I was caught by another guy as I staggered along Tomato Lane. At this point George cycled up and told me that I was still in 3rd place. “No, surely you mean 4th” said I. George went on to explain that Scott from Portobello had taken yet another wrong turn and was now about 1 mile behind me. (Instead of turning left from Auchincruive and going over Oswald’s Bridge, he’d gone straight on – ploughed fields, large bulls and zero paths were his lot). Should have gone to Specsavers.
I reached Ayr in 3rd place but was caught by yet another guy as I went past Kyle Academy. He kindly offered to run with me but I told him that I couldn’t raise my pace at all, so off he went to an eventual 3rd place.
My final placing was 4th and I was pleased with that. I was exhausted at the finish and felt awfull. My own stupid fault for taking the electrolite when not used to it. I’ve often advised people not to take such things unless they’re used to them – wish I’d taken my own advice. I was slower by 7 minutes this year but I still managed to beat the 7 hours at 6:58.
The winner was Charlie. Well deserved and keeps the Tortoises as Ayrshire’s no 1. Great stuff Charlie.
Slept in Ian forgot to turn his watch on so we’ll need to wait to get his time and placing but he looked as if he’d just been out for a leisurely jog when I saw him at the finish.
Hop-a-long Bobby came in on his slowest time even although, considering the injury he was carrying, he ran a brilliant race. As he finished he shouted to me, “Important thing – did my record survive?” Yes Boabee, you’re still the man.

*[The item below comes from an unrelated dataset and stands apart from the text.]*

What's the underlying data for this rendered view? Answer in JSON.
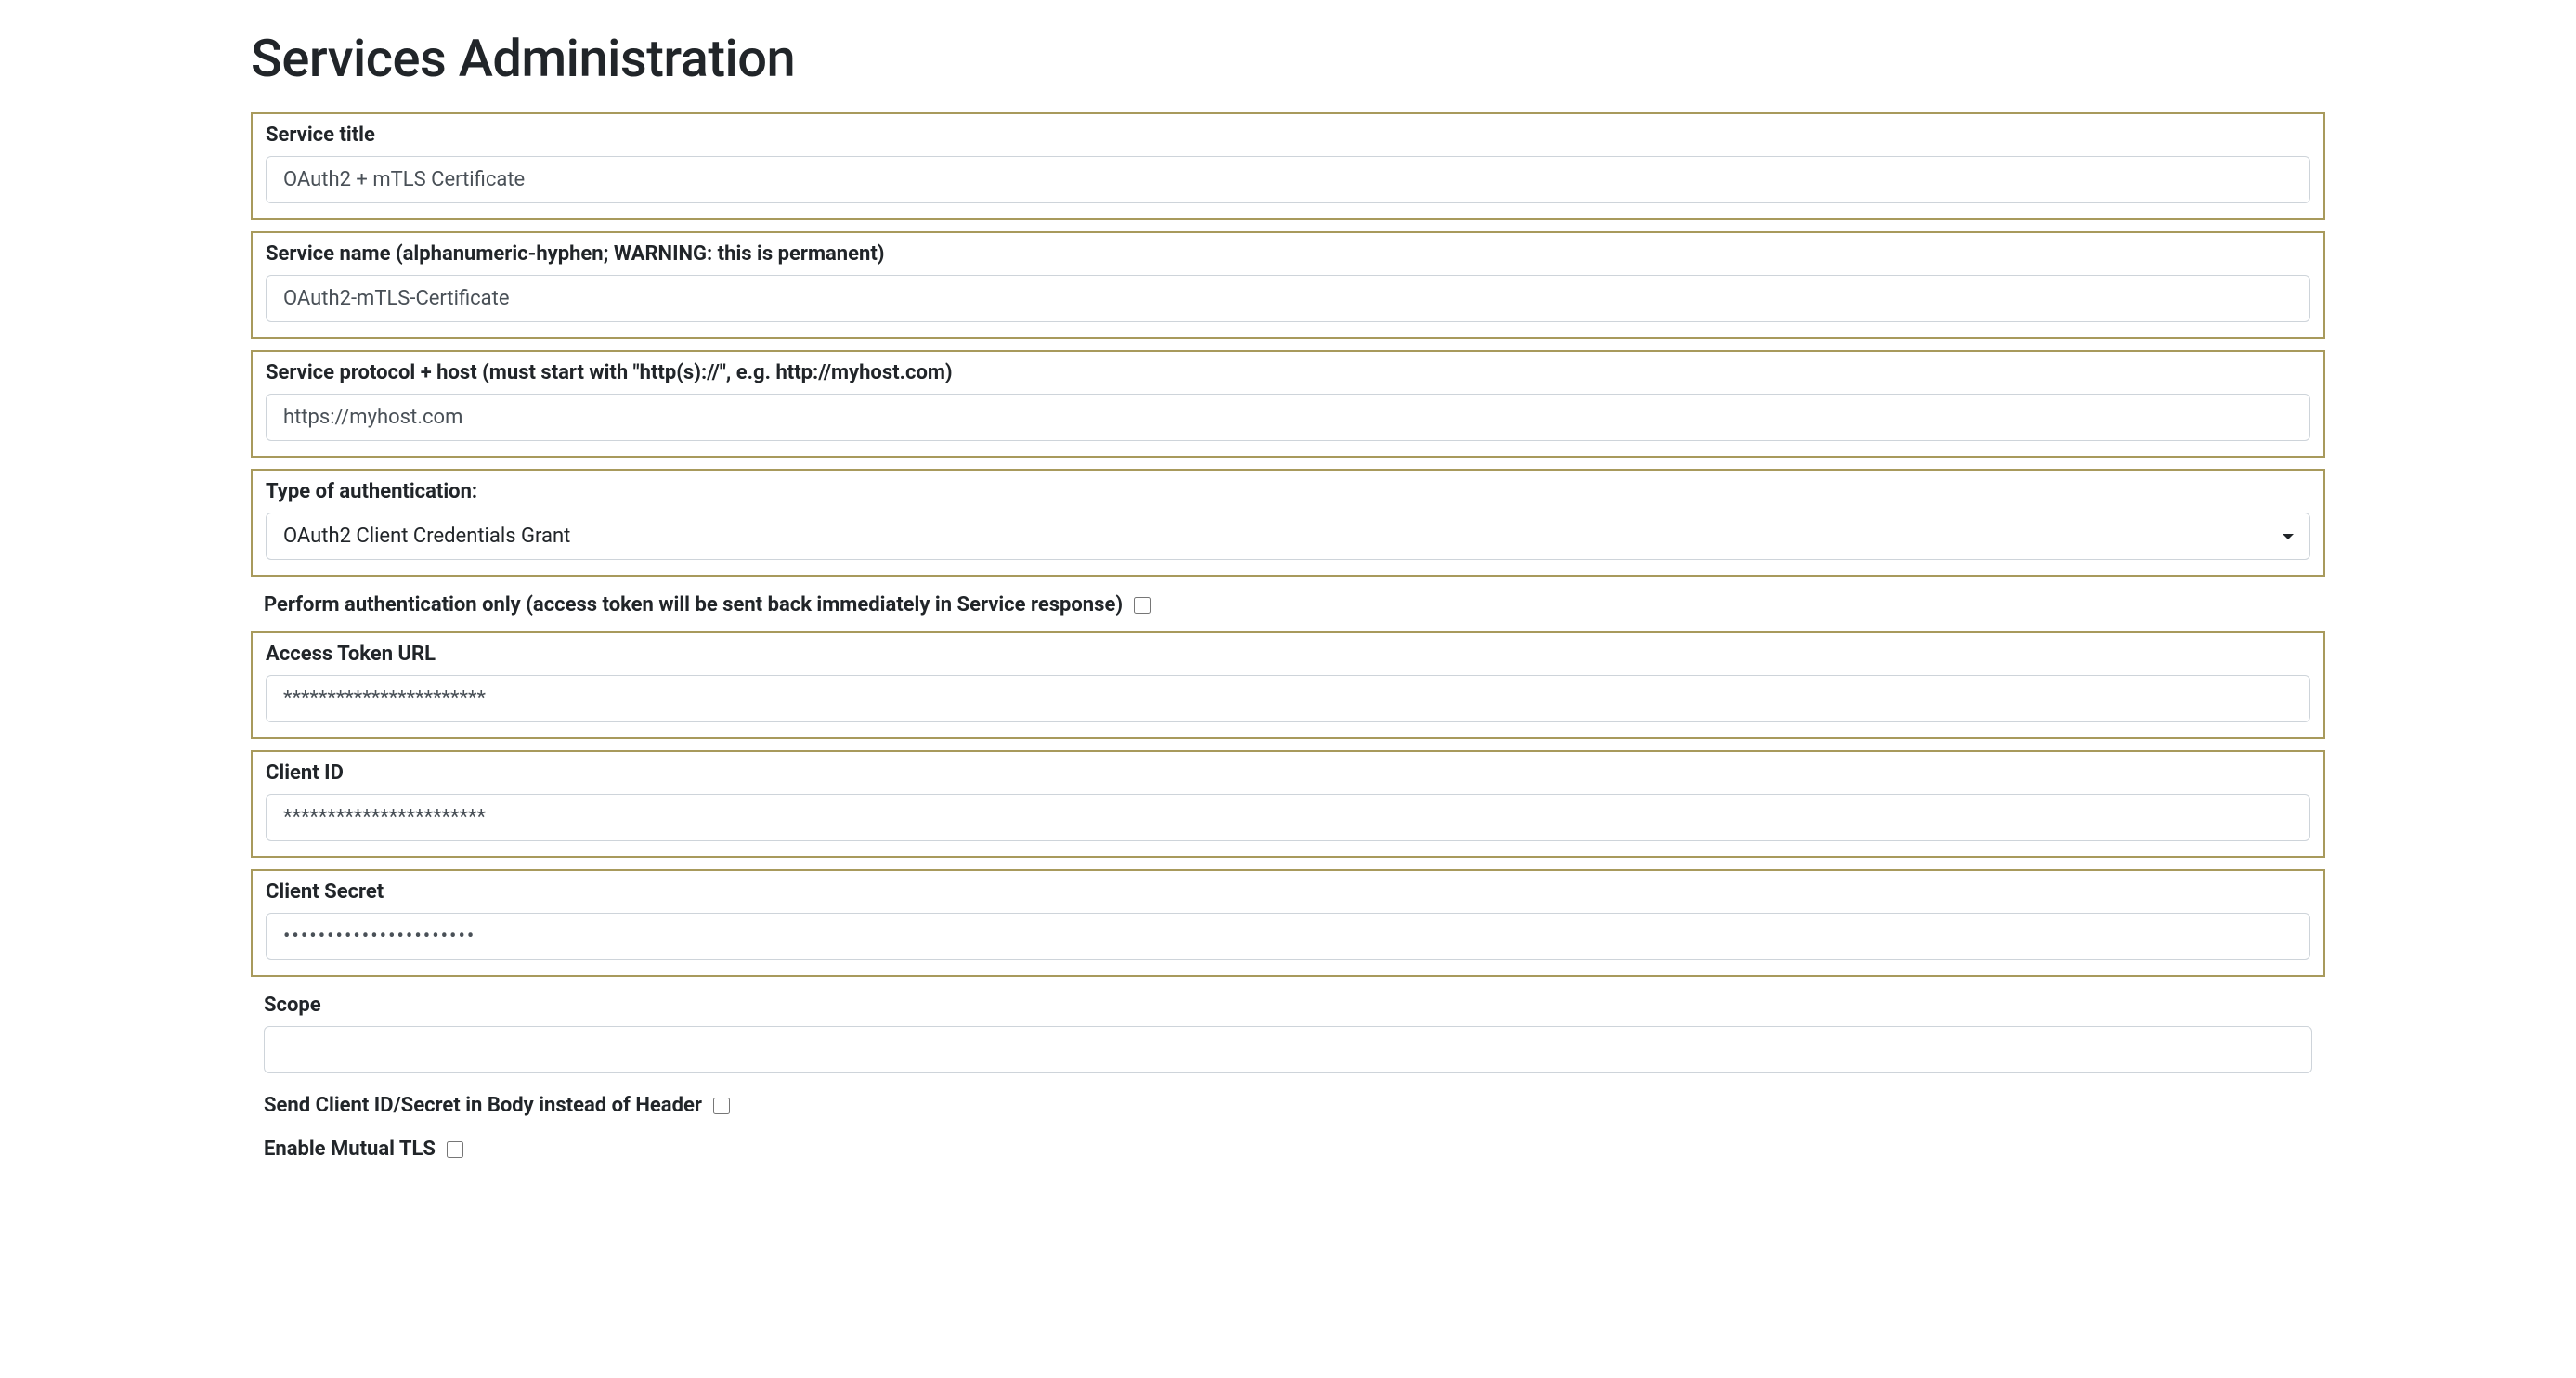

Portobello Scott eventually finished. It’s reckoned he lost about 1 hour with his wanderings around the Ayrshire countryside. However, he viewed it quite philosophically and told me, “I may not have won but I at least achieved a pb – FOR 50 MILES!”